▶ **Task directions**: All of the entries below should be copied exactly as they appear.

▶ **Data about app and page elements**:
*** Block opens ***

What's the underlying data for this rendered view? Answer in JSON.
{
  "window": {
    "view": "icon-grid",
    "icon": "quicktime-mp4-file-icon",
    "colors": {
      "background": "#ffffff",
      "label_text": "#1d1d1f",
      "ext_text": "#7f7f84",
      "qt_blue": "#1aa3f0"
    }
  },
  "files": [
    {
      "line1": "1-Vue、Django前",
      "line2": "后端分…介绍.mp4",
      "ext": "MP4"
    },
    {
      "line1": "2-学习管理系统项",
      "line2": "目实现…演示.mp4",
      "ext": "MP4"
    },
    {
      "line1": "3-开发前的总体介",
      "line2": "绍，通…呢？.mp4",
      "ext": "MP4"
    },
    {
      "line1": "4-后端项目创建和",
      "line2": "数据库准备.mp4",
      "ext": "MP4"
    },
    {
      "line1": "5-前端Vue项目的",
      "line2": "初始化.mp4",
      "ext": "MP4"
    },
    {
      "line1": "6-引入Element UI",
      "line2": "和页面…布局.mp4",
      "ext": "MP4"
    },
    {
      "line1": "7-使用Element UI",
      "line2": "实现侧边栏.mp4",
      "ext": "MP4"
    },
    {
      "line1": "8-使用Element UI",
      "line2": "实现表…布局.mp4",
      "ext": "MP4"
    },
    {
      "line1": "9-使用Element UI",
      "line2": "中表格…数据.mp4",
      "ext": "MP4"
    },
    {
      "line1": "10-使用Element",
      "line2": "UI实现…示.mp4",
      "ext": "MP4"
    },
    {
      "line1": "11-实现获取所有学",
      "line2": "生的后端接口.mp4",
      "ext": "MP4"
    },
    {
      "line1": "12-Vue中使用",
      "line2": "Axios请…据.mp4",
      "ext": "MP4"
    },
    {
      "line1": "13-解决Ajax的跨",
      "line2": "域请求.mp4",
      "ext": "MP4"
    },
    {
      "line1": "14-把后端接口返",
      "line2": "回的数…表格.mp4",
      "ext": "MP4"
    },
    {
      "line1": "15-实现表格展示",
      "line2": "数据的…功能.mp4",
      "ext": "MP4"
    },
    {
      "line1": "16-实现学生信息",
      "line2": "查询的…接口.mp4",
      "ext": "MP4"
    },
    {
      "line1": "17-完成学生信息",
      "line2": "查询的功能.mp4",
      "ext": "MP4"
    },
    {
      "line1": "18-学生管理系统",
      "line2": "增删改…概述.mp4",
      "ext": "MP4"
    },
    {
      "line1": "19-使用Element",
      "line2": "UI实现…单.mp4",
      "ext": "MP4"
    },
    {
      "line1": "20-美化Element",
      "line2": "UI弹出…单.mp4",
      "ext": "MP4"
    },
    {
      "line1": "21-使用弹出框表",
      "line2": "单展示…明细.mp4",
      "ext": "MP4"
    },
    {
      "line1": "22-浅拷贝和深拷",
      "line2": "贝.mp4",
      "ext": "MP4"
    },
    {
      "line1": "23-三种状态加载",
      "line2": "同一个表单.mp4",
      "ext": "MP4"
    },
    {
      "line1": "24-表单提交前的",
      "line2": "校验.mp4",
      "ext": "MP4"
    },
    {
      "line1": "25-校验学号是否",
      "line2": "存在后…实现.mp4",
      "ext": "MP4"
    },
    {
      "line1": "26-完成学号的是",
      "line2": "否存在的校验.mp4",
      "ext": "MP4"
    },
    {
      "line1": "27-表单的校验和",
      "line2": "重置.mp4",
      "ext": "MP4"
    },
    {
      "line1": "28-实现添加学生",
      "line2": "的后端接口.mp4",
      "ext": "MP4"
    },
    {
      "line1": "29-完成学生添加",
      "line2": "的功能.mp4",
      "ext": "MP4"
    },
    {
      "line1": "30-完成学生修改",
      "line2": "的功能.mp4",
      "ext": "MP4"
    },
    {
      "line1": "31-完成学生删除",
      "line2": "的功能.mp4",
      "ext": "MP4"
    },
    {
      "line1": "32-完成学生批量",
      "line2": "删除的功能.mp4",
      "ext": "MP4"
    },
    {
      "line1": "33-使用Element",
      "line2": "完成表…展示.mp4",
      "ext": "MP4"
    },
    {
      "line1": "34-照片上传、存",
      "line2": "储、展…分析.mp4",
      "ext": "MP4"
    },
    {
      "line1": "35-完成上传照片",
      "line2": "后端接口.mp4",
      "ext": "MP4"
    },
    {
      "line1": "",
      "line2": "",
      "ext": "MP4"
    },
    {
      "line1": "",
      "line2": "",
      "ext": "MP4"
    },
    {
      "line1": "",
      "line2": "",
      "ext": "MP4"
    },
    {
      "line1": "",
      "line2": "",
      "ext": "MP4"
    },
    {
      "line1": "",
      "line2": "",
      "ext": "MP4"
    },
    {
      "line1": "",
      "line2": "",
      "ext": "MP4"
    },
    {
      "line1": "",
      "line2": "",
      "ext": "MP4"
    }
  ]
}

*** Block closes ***

▶ **Expected answer**:
What's the underlying data for this rendered view? Answer in JSON.
{
  "window": {
    "view": "icon-grid",
    "icon": "quicktime-mp4-file-icon",
    "colors": {
      "background": "#ffffff",
      "label_text": "#1d1d1f",
      "ext_text": "#7f7f84",
      "qt_blue": "#1aa3f0"
    }
  },
  "files": [
    {
      "line1": "1-Vue、Django前",
      "line2": "后端分…介绍.mp4",
      "ext": "MP4"
    },
    {
      "line1": "2-学习管理系统项",
      "line2": "目实现…演示.mp4",
      "ext": "MP4"
    },
    {
      "line1": "3-开发前的总体介",
      "line2": "绍，通…呢？.mp4",
      "ext": "MP4"
    },
    {
      "line1": "4-后端项目创建和",
      "line2": "数据库准备.mp4",
      "ext": "MP4"
    },
    {
      "line1": "5-前端Vue项目的",
      "line2": "初始化.mp4",
      "ext": "MP4"
    },
    {
      "line1": "6-引入Element UI",
      "line2": "和页面…布局.mp4",
      "ext": "MP4"
    },
    {
      "line1": "7-使用Element UI",
      "line2": "实现侧边栏.mp4",
      "ext": "MP4"
    },
    {
      "line1": "8-使用Element UI",
      "line2": "实现表…布局.mp4",
      "ext": "MP4"
    },
    {
      "line1": "9-使用Element UI",
      "line2": "中表格…数据.mp4",
      "ext": "MP4"
    },
    {
      "line1": "10-使用Element",
      "line2": "UI实现…示.mp4",
      "ext": "MP4"
    },
    {
      "line1": "11-实现获取所有学",
      "line2": "生的后端接口.mp4",
      "ext": "MP4"
    },
    {
      "line1": "12-Vue中使用",
      "line2": "Axios请…据.mp4",
      "ext": "MP4"
    },
    {
      "line1": "13-解决Ajax的跨",
      "line2": "域请求.mp4",
      "ext": "MP4"
    },
    {
      "line1": "14-把后端接口返",
      "line2": "回的数…表格.mp4",
      "ext": "MP4"
    },
    {
      "line1": "15-实现表格展示",
      "line2": "数据的…功能.mp4",
      "ext": "MP4"
    },
    {
      "line1": "16-实现学生信息",
      "line2": "查询的…接口.mp4",
      "ext": "MP4"
    },
    {
      "line1": "17-完成学生信息",
      "line2": "查询的功能.mp4",
      "ext": "MP4"
    },
    {
      "line1": "18-学生管理系统",
      "line2": "增删改…概述.mp4",
      "ext": "MP4"
    },
    {
      "line1": "19-使用Element",
      "line2": "UI实现…单.mp4",
      "ext": "MP4"
    },
    {
      "line1": "20-美化Element",
      "line2": "UI弹出…单.mp4",
      "ext": "MP4"
    },
    {
      "line1": "21-使用弹出框表",
      "line2": "单展示…明细.mp4",
      "ext": "MP4"
    },
    {
      "line1": "22-浅拷贝和深拷",
      "line2": "贝.mp4",
      "ext": "MP4"
    },
    {
      "line1": "23-三种状态加载",
      "line2": "同一个表单.mp4",
      "ext": "MP4"
    },
    {
      "line1": "24-表单提交前的",
      "line2": "校验.mp4",
      "ext": "MP4"
    },
    {
      "line1": "25-校验学号是否",
      "line2": "存在后…实现.mp4",
      "ext": "MP4"
    },
    {
      "line1": "26-完成学号的是",
      "line2": "否存在的校验.mp4",
      "ext": "MP4"
    },
    {
      "line1": "27-表单的校验和",
      "line2": "重置.mp4",
      "ext": "MP4"
    },
    {
      "line1": "28-实现添加学生",
      "line2": "的后端接口.mp4",
      "ext": "MP4"
    },
    {
      "line1": "29-完成学生添加",
      "line2": "的功能.mp4",
      "ext": "MP4"
    },
    {
      "line1": "30-完成学生修改",
      "line2": "的功能.mp4",
      "ext": "MP4"
    },
    {
      "line1": "31-完成学生删除",
      "line2": "的功能.mp4",
      "ext": "MP4"
    },
    {
      "line1": "32-完成学生批量",
      "line2": "删除的功能.mp4",
      "ext": "MP4"
    },
    {
      "line1": "33-使用Element",
      "line2": "完成表…展示.mp4",
      "ext": "MP4"
    },
    {
      "line1": "34-照片上传、存",
      "line2": "储、展…分析.mp4",
      "ext": "MP4"
    },
    {
      "line1": "35-完成上传照片",
      "line2": "后端接口.mp4",
      "ext": "MP4"
    },
    {
      "line1": "",
      "line2": "",
      "ext": "MP4"
    },
    {
      "line1": "",
      "line2": "",
      "ext": "MP4"
    },
    {
      "line1": "",
      "line2": "",
      "ext": "MP4"
    },
    {
      "line1": "",
      "line2": "",
      "ext": "MP4"
    },
    {
      "line1": "",
      "line2": "",
      "ext": "MP4"
    },
    {
      "line1": "",
      "line2": "",
      "ext": "MP4"
    },
    {
      "line1": "",
      "line2": "",
      "ext": "MP4"
    }
  ]
}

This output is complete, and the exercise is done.